@WMDE-leszek, @RazShuty - update: @JBennett is currently reviewing the risk ownership and risk register entry for this project. We should have an update on how the Security-Team would like to proceed with this shortly. In the meantime, if this is blocking deployment or anything else, please let me know on-task. Thanks for your patience.

Thanks for the update @sbassett. I've also received similar information via email from @Reedy, which is much appreciated. Given this information we've been confident we're on a way, and so we were not bugging you on this review for last few weeks.

This week we've managed to get other deployment blockers solved, and with T220402 ready we're actually pretty close to the deployment. We've been considering rolling the service out for the use on next week.
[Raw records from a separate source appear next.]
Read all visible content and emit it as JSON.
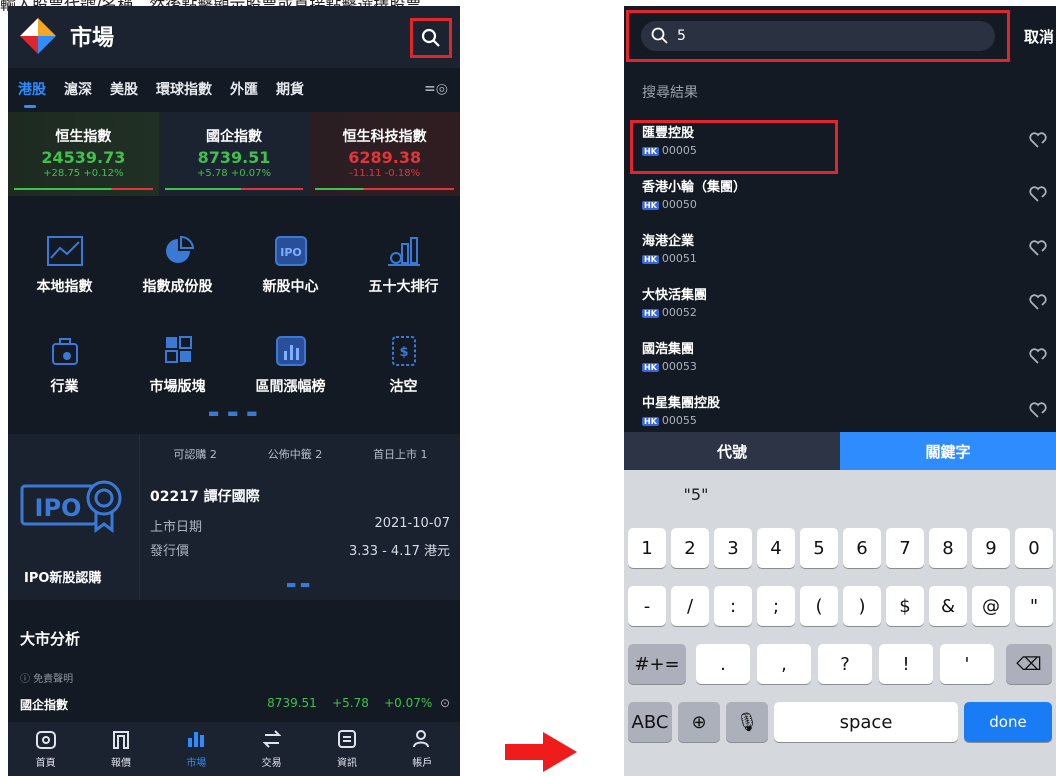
{
  "caption": "輸入股票代號/名稱，然後點擊顯示股票或直接點擊選擇股票",
  "left": {
    "title": "市場",
    "tabs": [
      "港股",
      "滬深",
      "美股",
      "環球指數",
      "外匯",
      "期貨"
    ],
    "indices": [
      {
        "name": "恒生指數",
        "value": "24539.73",
        "change": "+28.75 +0.12%",
        "dir": "up"
      },
      {
        "name": "國企指數",
        "value": "8739.51",
        "change": "+5.78 +0.07%",
        "dir": "up"
      },
      {
        "name": "恒生科技指數",
        "value": "6289.38",
        "change": "-11.11 -0.18%",
        "dir": "down"
      }
    ],
    "grid": [
      "本地指數",
      "指數成份股",
      "新股中心",
      "五十大排行",
      "行業",
      "市場版塊",
      "區間漲幅榜",
      "沽空"
    ],
    "ipo": {
      "tabs": [
        "可認購 2",
        "公佈中籤 2",
        "首日上市 1"
      ],
      "name": "02217 譚仔國際",
      "listing_label": "上市日期",
      "listing_value": "2021-10-07",
      "price_label": "發行價",
      "price_value": "3.33 - 4.17 港元",
      "label": "IPO新股認購"
    },
    "market": {
      "title": "大市分析",
      "disclaimer": "免責聲明",
      "row_name": "國企指數",
      "row_value": "8739.51",
      "row_change": "+5.78",
      "row_pct": "+0.07%"
    },
    "nav": [
      "首頁",
      "報價",
      "市場",
      "交易",
      "資訊",
      "帳戶"
    ]
  },
  "right": {
    "query": "5",
    "cancel": "取消",
    "results_title": "搜尋結果",
    "results": [
      {
        "name": "匯豐控股",
        "code": "00005"
      },
      {
        "name": "香港小輪（集團）",
        "code": "00050"
      },
      {
        "name": "海港企業",
        "code": "00051"
      },
      {
        "name": "大快活集團",
        "code": "00052"
      },
      {
        "name": "國浩集團",
        "code": "00053"
      },
      {
        "name": "中星集團控股",
        "code": "00055"
      }
    ],
    "market_tag": "HK",
    "modes": [
      "代號",
      "關鍵字"
    ],
    "suggestion": "\"5\"",
    "keys_row1": [
      "1",
      "2",
      "3",
      "4",
      "5",
      "6",
      "7",
      "8",
      "9",
      "0"
    ],
    "keys_row2": [
      "-",
      "/",
      ":",
      ";",
      "(",
      ")",
      "$",
      "&",
      "@",
      "\""
    ],
    "keys_row3": [
      ".",
      ",",
      "?",
      "!",
      "'"
    ],
    "key_symbols": "#+=",
    "key_abc": "ABC",
    "key_space": "space",
    "key_done": "done"
  },
  "colors": {
    "accent": "#2f8cff",
    "highlight": "#e0252b",
    "up": "#3fc14c",
    "down": "#e3343a"
  }
}
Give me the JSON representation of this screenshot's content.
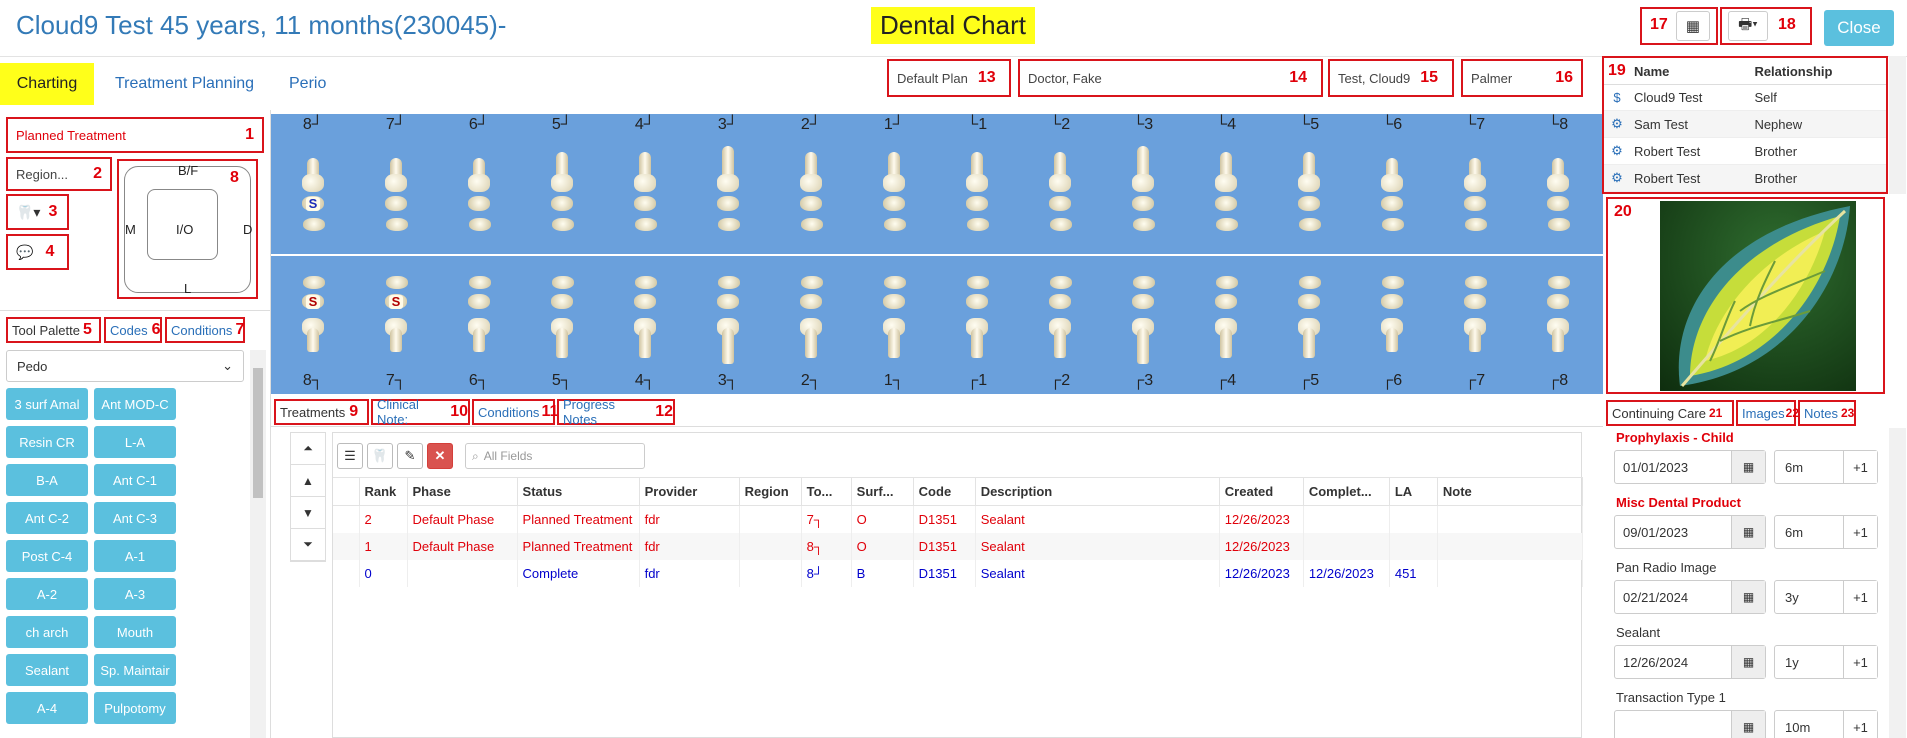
{
  "header": {
    "patient_title": "Cloud9 Test 45 years, 11 months(230045)-",
    "chart_title": "Dental Chart",
    "close_label": "Close"
  },
  "tabs": {
    "charting": "Charting",
    "treatment_planning": "Treatment Planning",
    "perio": "Perio"
  },
  "fields": {
    "plan": "Default Plan",
    "doctor": "Doctor, Fake",
    "patient": "Test, Cloud9",
    "numbering": "Palmer"
  },
  "left": {
    "planned_treatment": "Planned Treatment",
    "region": "Region...",
    "surfaces": {
      "top": "B/F",
      "left": "M",
      "center": "I/O",
      "right": "D",
      "bottom": "L"
    },
    "tool_palette": "Tool Palette",
    "codes": "Codes",
    "conditions": "Conditions",
    "palette_select": "Pedo",
    "palette_buttons": [
      "3 surf Amal",
      "Ant MOD-C",
      "Resin CR",
      "L-A",
      "B-A",
      "Ant C-1",
      "Ant C-2",
      "Ant C-3",
      "Post C-4",
      "A-1",
      "A-2",
      "A-3",
      "ch arch",
      "Mouth",
      "Sealant",
      "Sp. Maintair",
      "A-4",
      "Pulpotomy"
    ]
  },
  "tooth_chart": {
    "upper_labels": [
      "8┘",
      "7┘",
      "6┘",
      "5┘",
      "4┘",
      "3┘",
      "2┘",
      "1┘",
      "└1",
      "└2",
      "└3",
      "└4",
      "└5",
      "└6",
      "└7",
      "└8"
    ],
    "lower_labels": [
      "8┐",
      "7┐",
      "6┐",
      "5┐",
      "4┐",
      "3┐",
      "2┐",
      "1┐",
      "┌1",
      "┌2",
      "┌3",
      "┌4",
      "┌5",
      "┌6",
      "┌7",
      "┌8"
    ],
    "upper_sealant": "S",
    "lower_sealant_a": "S",
    "lower_sealant_b": "S"
  },
  "family": {
    "headers": [
      "Name",
      "Relationship"
    ],
    "rows": [
      {
        "icon": "$",
        "name": "Cloud9 Test",
        "relationship": "Self"
      },
      {
        "icon": "⚙",
        "name": "Sam Test",
        "relationship": "Nephew"
      },
      {
        "icon": "⚙",
        "name": "Robert Test",
        "relationship": "Brother"
      },
      {
        "icon": "⚙",
        "name": "Robert Test",
        "relationship": "Brother"
      }
    ]
  },
  "subtabs": {
    "treatments": "Treatments",
    "clinical_notes": "Clinical Note:",
    "conditions": "Conditions",
    "progress_notes": "Progress Notes"
  },
  "treatments": {
    "search_placeholder": "All Fields",
    "headers": [
      "Rank",
      "Phase",
      "Status",
      "Provider",
      "Region",
      "To...",
      "Surf...",
      "Code",
      "Description",
      "Created",
      "Complet...",
      "LA",
      "Note"
    ],
    "rows": [
      [
        "2",
        "Default Phase",
        "Planned Treatment",
        "fdr",
        "",
        "7┐",
        "O",
        "D1351",
        "Sealant",
        "12/26/2023",
        "",
        "",
        ""
      ],
      [
        "1",
        "Default Phase",
        "Planned Treatment",
        "fdr",
        "",
        "8┐",
        "O",
        "D1351",
        "Sealant",
        "12/26/2023",
        "",
        "",
        ""
      ],
      [
        "0",
        "",
        "Complete",
        "fdr",
        "",
        "8┘",
        "B",
        "D1351",
        "Sealant",
        "12/26/2023",
        "12/26/2023",
        "451",
        ""
      ]
    ]
  },
  "right_tabs": {
    "continuing_care": "Continuing Care",
    "images": "Images",
    "notes": "Notes"
  },
  "continuing_care": [
    {
      "title": "Prophylaxis - Child",
      "date": "01/01/2023",
      "interval": "6m",
      "highlight": true
    },
    {
      "title": "Misc Dental Product",
      "date": "09/01/2023",
      "interval": "6m",
      "highlight": true
    },
    {
      "title": "Pan Radio Image",
      "date": "02/21/2024",
      "interval": "3y",
      "highlight": false
    },
    {
      "title": "Sealant",
      "date": "12/26/2024",
      "interval": "1y",
      "highlight": false
    },
    {
      "title": "Transaction Type 1",
      "date": "",
      "interval": "10m",
      "highlight": false
    }
  ],
  "increment_label": "+1",
  "annotations": [
    "1",
    "2",
    "3",
    "4",
    "5",
    "6",
    "7",
    "8",
    "9",
    "10",
    "11",
    "12",
    "13",
    "14",
    "15",
    "16",
    "17",
    "18",
    "19",
    "20",
    "21",
    "22",
    "23"
  ],
  "colors": {
    "accent": "#337ab7",
    "highlight": "#ffff1a",
    "annotation": "#d9141b",
    "button": "#5bc0de",
    "chart_bg": "#6aa0dc"
  }
}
What would be your thoughts on this @sbassett, @JBennett ?
I admit this is a bit of short notice, but I dare to ask hoping that maybe you've been able to make some progress with assessing the security risk of our service, and what would the further process. We'll of course not move on with deployment until we've heard from you. Thanks!

@WMDE-leszek limited deployment on of the Termbox service should be fine. Just out of curiosity, is there a more longterm deployment strategy and timeline for rolling out the Termbox service on anything outside of test/beta wikis and
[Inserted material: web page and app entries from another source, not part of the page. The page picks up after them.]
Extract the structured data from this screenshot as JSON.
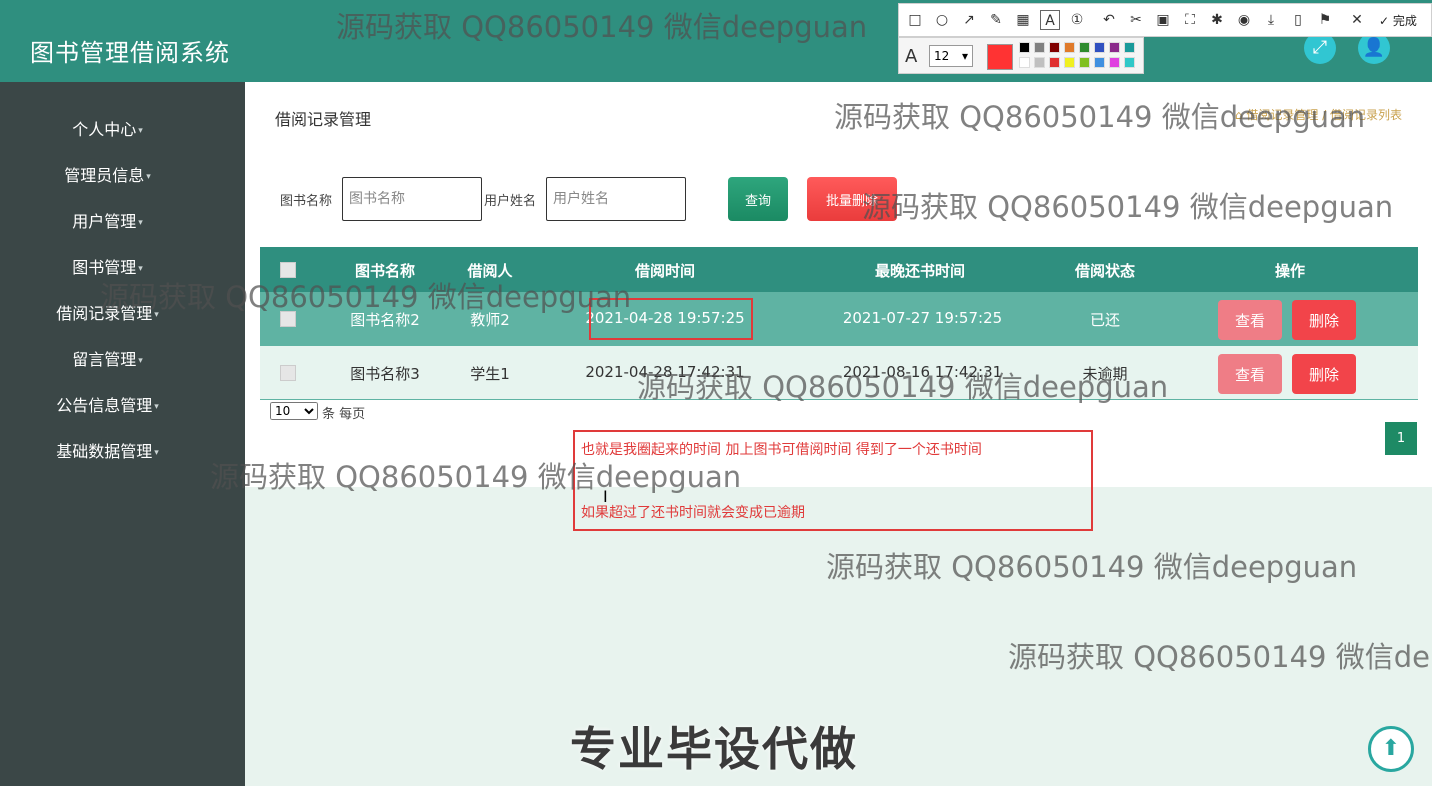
{
  "app_title": "图书管理借阅系统",
  "sidebar": {
    "items": [
      {
        "label": "个人中心"
      },
      {
        "label": "管理员信息"
      },
      {
        "label": "用户管理"
      },
      {
        "label": "图书管理"
      },
      {
        "label": "借阅记录管理"
      },
      {
        "label": "留言管理"
      },
      {
        "label": "公告信息管理"
      },
      {
        "label": "基础数据管理"
      }
    ],
    "caret_icon": "▾"
  },
  "header": {
    "fullscreen_icon": "fullscreen-icon",
    "user_icon": "user-icon"
  },
  "page": {
    "title": "借阅记录管理",
    "breadcrumb": "借阅记录管理 / 借阅记录列表"
  },
  "search": {
    "book_name_label": "图书名称",
    "book_name_placeholder": "图书名称",
    "user_name_label": "用户姓名",
    "user_name_placeholder": "用户姓名",
    "query_label": "查询",
    "batch_delete_label": "批量删除"
  },
  "table": {
    "columns": [
      "图书名称",
      "借阅人",
      "借阅时间",
      "最晚还书时间",
      "借阅状态",
      "操作"
    ],
    "rows": [
      {
        "book": "图书名称2",
        "borrower": "教师2",
        "borrow_time": "2021-04-28 19:57:25",
        "due_time": "2021-07-27 19:57:25",
        "status": "已还",
        "view": "查看",
        "delete": "删除"
      },
      {
        "book": "图书名称3",
        "borrower": "学生1",
        "borrow_time": "2021-04-28 17:42:31",
        "due_time": "2021-08-16 17:42:31",
        "status": "未逾期",
        "view": "查看",
        "delete": "删除"
      }
    ]
  },
  "pagination": {
    "page_size": "10",
    "per_page_label": "条 每页",
    "current_page": "1"
  },
  "annotation": {
    "line1": "也就是我圈起来的时间 加上图书可借阅时间 得到了一个还书时间",
    "line2": "如果超过了还书时间就会变成已逾期"
  },
  "watermark": {
    "text": "源码获取 QQ86050149 微信deepguan",
    "text_cut": "源码获取 QQ86050149 微信de",
    "big": "专业毕设代做"
  },
  "screenshot_tool": {
    "done_label": "完成",
    "font_size": "12",
    "font_glyph": "A",
    "current_color": "#ff3333",
    "swatches": [
      "#000000",
      "#808080",
      "#800000",
      "#e07a2a",
      "#2e8b2e",
      "#3050c0",
      "#8a2a8a",
      "#1a9a9a",
      "#ffffff",
      "#c0c0c0",
      "#e03030",
      "#f0f020",
      "#80c020",
      "#4090e0",
      "#e040e0",
      "#30c8c8"
    ],
    "tool_icons": [
      "rect-icon",
      "circle-icon",
      "arrow-icon",
      "pen-icon",
      "mosaic-icon",
      "text-icon",
      "number-icon",
      "undo-icon",
      "cut-icon",
      "ocr-icon",
      "crop-icon",
      "pin-icon",
      "record-icon",
      "download-icon",
      "phone-icon",
      "bookmark-icon",
      "close-icon",
      "check-icon"
    ]
  },
  "colors": {
    "topbar": "#2f8f7f",
    "sidebar": "#3b4747",
    "accent": "#2f8f7f",
    "danger": "#f2444a"
  }
}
Finally - just to reiterate on the concept of risk ownership - the Security-Team performs security and risk reviews and assessments, determines different issues and levels of risk and then assigns ownership of said risk based upon severity and other factors to individuals and teams across the Foundation and movement. In theory, the results of these reviews and assessments should never block deployments (outside of extreme cases) from the Security-Team's perspective though we do expect engineers, managers and directors to understand the potential risks of their actions and make appropriate decisions based upon such considerations.
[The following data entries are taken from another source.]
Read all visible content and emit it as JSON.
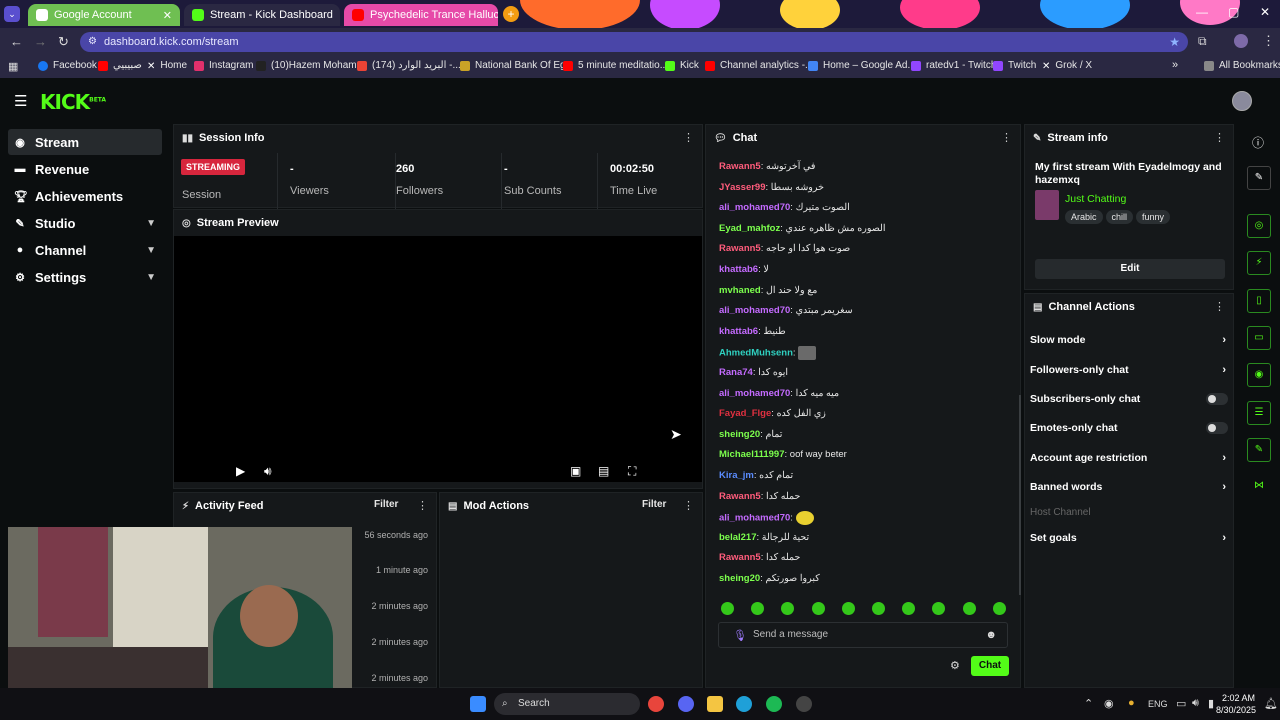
{
  "browser": {
    "tabs": [
      {
        "label": "Google Account",
        "color": "#ea4335"
      },
      {
        "label": "Stream - Kick Dashboard",
        "color": "#53fc18"
      },
      {
        "label": "Psychedelic Trance Hallucinatio",
        "color": "#ff0000"
      }
    ],
    "url": "dashboard.kick.com/stream",
    "bookmarks": [
      {
        "label": "Facebook",
        "color": "#1877f2"
      },
      {
        "label": "صبيبيي",
        "color": "#ff0000"
      },
      {
        "label": "Home",
        "color": "#ffffff"
      },
      {
        "label": "Instagram",
        "color": "#e1306c"
      },
      {
        "label": "(10)Hazem Moham...",
        "color": "#ffffff"
      },
      {
        "label": "(174) البريد الوارد -...",
        "color": "#ea4335"
      },
      {
        "label": "National Bank Of Eg...",
        "color": "#c9a227"
      },
      {
        "label": "5 minute meditatio...",
        "color": "#ff0000"
      },
      {
        "label": "Kick",
        "color": "#53fc18"
      },
      {
        "label": "Channel analytics -...",
        "color": "#ff0000"
      },
      {
        "label": "Home – Google Ad...",
        "color": "#4285f4"
      },
      {
        "label": "ratedv1 - Twitch",
        "color": "#9146ff"
      },
      {
        "label": "Twitch",
        "color": "#9146ff"
      },
      {
        "label": "Grok / X",
        "color": "#ffffff"
      }
    ],
    "all_bookmarks": "All Bookmarks"
  },
  "kick": {
    "logo": "KICK",
    "logo_sup": "BETA",
    "accent": "#53fc18"
  },
  "sidebar": {
    "items": [
      {
        "label": "Stream",
        "icon": "broadcast-icon"
      },
      {
        "label": "Revenue",
        "icon": "wallet-icon"
      },
      {
        "label": "Achievements",
        "icon": "trophy-icon"
      },
      {
        "label": "Studio",
        "icon": "studio-icon"
      },
      {
        "label": "Channel",
        "icon": "user-icon"
      },
      {
        "label": "Settings",
        "icon": "gear-icon"
      }
    ]
  },
  "session": {
    "title": "Session Info",
    "badge": "STREAMING",
    "stats": [
      {
        "value": "",
        "label": "Session"
      },
      {
        "value": "-",
        "label": "Viewers"
      },
      {
        "value": "260",
        "label": "Followers"
      },
      {
        "value": "-",
        "label": "Sub Counts"
      },
      {
        "value": "00:02:50",
        "label": "Time Live"
      }
    ]
  },
  "preview": {
    "title": "Stream Preview"
  },
  "activity": {
    "title": "Activity Feed",
    "filter": "Filter",
    "times": [
      "56 seconds ago",
      "1 minute ago",
      "2 minutes ago",
      "2 minutes ago",
      "2 minutes ago"
    ]
  },
  "mod": {
    "title": "Mod Actions",
    "filter": "Filter"
  },
  "chat": {
    "title": "Chat",
    "messages": [
      {
        "user": "Rawann5",
        "text": "في آخرتوشه",
        "color": "#ff5c7c"
      },
      {
        "user": "JYasser99",
        "text": "خروشه بسطا",
        "color": "#ff5c7c"
      },
      {
        "user": "ali_mohamed70",
        "text": "الصوت متيرك",
        "color": "#c46bff"
      },
      {
        "user": "Eyad_mahfoz",
        "text": "الصوره مش ظاهره عندي",
        "color": "#7cff4d"
      },
      {
        "user": "Rawann5",
        "text": "صوت هوا كدا او حاجه",
        "color": "#ff5c7c"
      },
      {
        "user": "khattab6",
        "text": "لا",
        "color": "#c46bff"
      },
      {
        "user": "mvhaned",
        "text": "مع ولا حند ال",
        "color": "#7cff4d"
      },
      {
        "user": "ali_mohamed70",
        "text": "سغريمر مبتدي",
        "color": "#c46bff"
      },
      {
        "user": "khattab6",
        "text": "طنيط",
        "color": "#c46bff"
      },
      {
        "user": "AhmedMuhsenn",
        "text": "",
        "color": "#2fd0c0"
      },
      {
        "user": "Rana74",
        "text": "ايوه كدا",
        "color": "#c46bff"
      },
      {
        "user": "ali_mohamed70",
        "text": "ميه ميه كدا",
        "color": "#c46bff"
      },
      {
        "user": "Fayad_Flge",
        "text": "زي الفل كده",
        "color": "#e03040"
      },
      {
        "user": "sheing20",
        "text": "تمام",
        "color": "#7cff4d"
      },
      {
        "user": "Michael111997",
        "text": "oof way beter",
        "color": "#7cff4d"
      },
      {
        "user": "Kira_jm",
        "text": "تمام كده",
        "color": "#5a8cff"
      },
      {
        "user": "Rawann5",
        "text": "حمله كدا",
        "color": "#ff5c7c"
      },
      {
        "user": "ali_mohamed70",
        "text": "",
        "color": "#c46bff"
      },
      {
        "user": "belal217",
        "text": "تحية للرجالة",
        "color": "#7cff4d"
      },
      {
        "user": "Rawann5",
        "text": "حمله كدا",
        "color": "#ff5c7c"
      },
      {
        "user": "sheing20",
        "text": "كبروا صورتكم",
        "color": "#7cff4d"
      }
    ],
    "placeholder": "Send a message",
    "send_label": "Chat"
  },
  "stream_info": {
    "title": "Stream info",
    "stream_title": "My first stream With Eyadelmogy and hazemxq",
    "category": "Just Chatting",
    "tags": [
      "Arabic",
      "chill",
      "funny"
    ],
    "edit": "Edit"
  },
  "channel_actions": {
    "title": "Channel Actions",
    "items": [
      {
        "label": "Slow mode",
        "kind": "arrow"
      },
      {
        "label": "Followers-only chat",
        "kind": "arrow"
      },
      {
        "label": "Subscribers-only chat",
        "kind": "toggle",
        "on": false
      },
      {
        "label": "Emotes-only chat",
        "kind": "toggle",
        "on": false
      },
      {
        "label": "Account age restriction",
        "kind": "arrow"
      },
      {
        "label": "Banned words",
        "kind": "arrow"
      },
      {
        "label": "Host Channel",
        "kind": "disabled"
      },
      {
        "label": "Set goals",
        "kind": "arrow"
      }
    ]
  },
  "taskbar": {
    "search": "Search",
    "lang": "ENG",
    "time": "2:02 AM",
    "date": "8/30/2025"
  }
}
sbassett changed the task status from Open to Stalled.Jun 25 2019, 5:29 PM

Update: @JBennett and I worked on a risk assessment and risk registry entry for SSR Termbox this week. We need to review it with some WMF folks (CTO, etc.) and should be able to provide a more official update and resolve this task soon.

@sbassett minor update: we haven't deployed the service to use it on There have been some additional technical issues on the way (with the deployment infrastructure, not with our service), and it is a middle of summer holiday season here at WMDE, so things move slow. We should do the test deployment to in a week or two. For the completeness, we'll update on this here when it has happened.

And apologies for answering your question so late: Termbox service is really internal to Wikidata, so we do intend to use with other wiki than (and related test and beta sites).

I will be offline until July, 22nd. My WMDE colleagues follow updates on this ticket, so in case if there are any updates, questions, etc from your side, please just leave a comment here.

Thanks for the update, @WMDE-leszek. This sounds good. @JBennett and I have finished up the risk assessment and are in the process of scheduling some time to review with @RazShuty and WMF's CTO. This will cover 1) a review of the risk assessment 2) establishment of risk ownership 3) setting a timeline for a mitigation plan.

Update: still keeping this task open and stalled pending action from @JBennett's July 19th email to @RazShuty, @EBjune and myself.

During Wikidamania @EBjune and @RazShuty have agreed on accepting the risk as assesed by the Security Team. I take that due to its nature, the communication about the further steps will be handled by email mostly (as has happened so far).
I am letting unstalling and other changes of the status of this ticket on the discretion of WMF Security team.

Based on agreement on the risk we'll be also proceeding with deploying the service in question for use in production Wikidata site.

@WMDE-leszek @RazShuty - Just talked with @JBennett. Looks like everything is official re: risk ownership, so I'm going to resolve this task for now. Thanks everyone for all of the patience on working through this review and risk ownership assessment.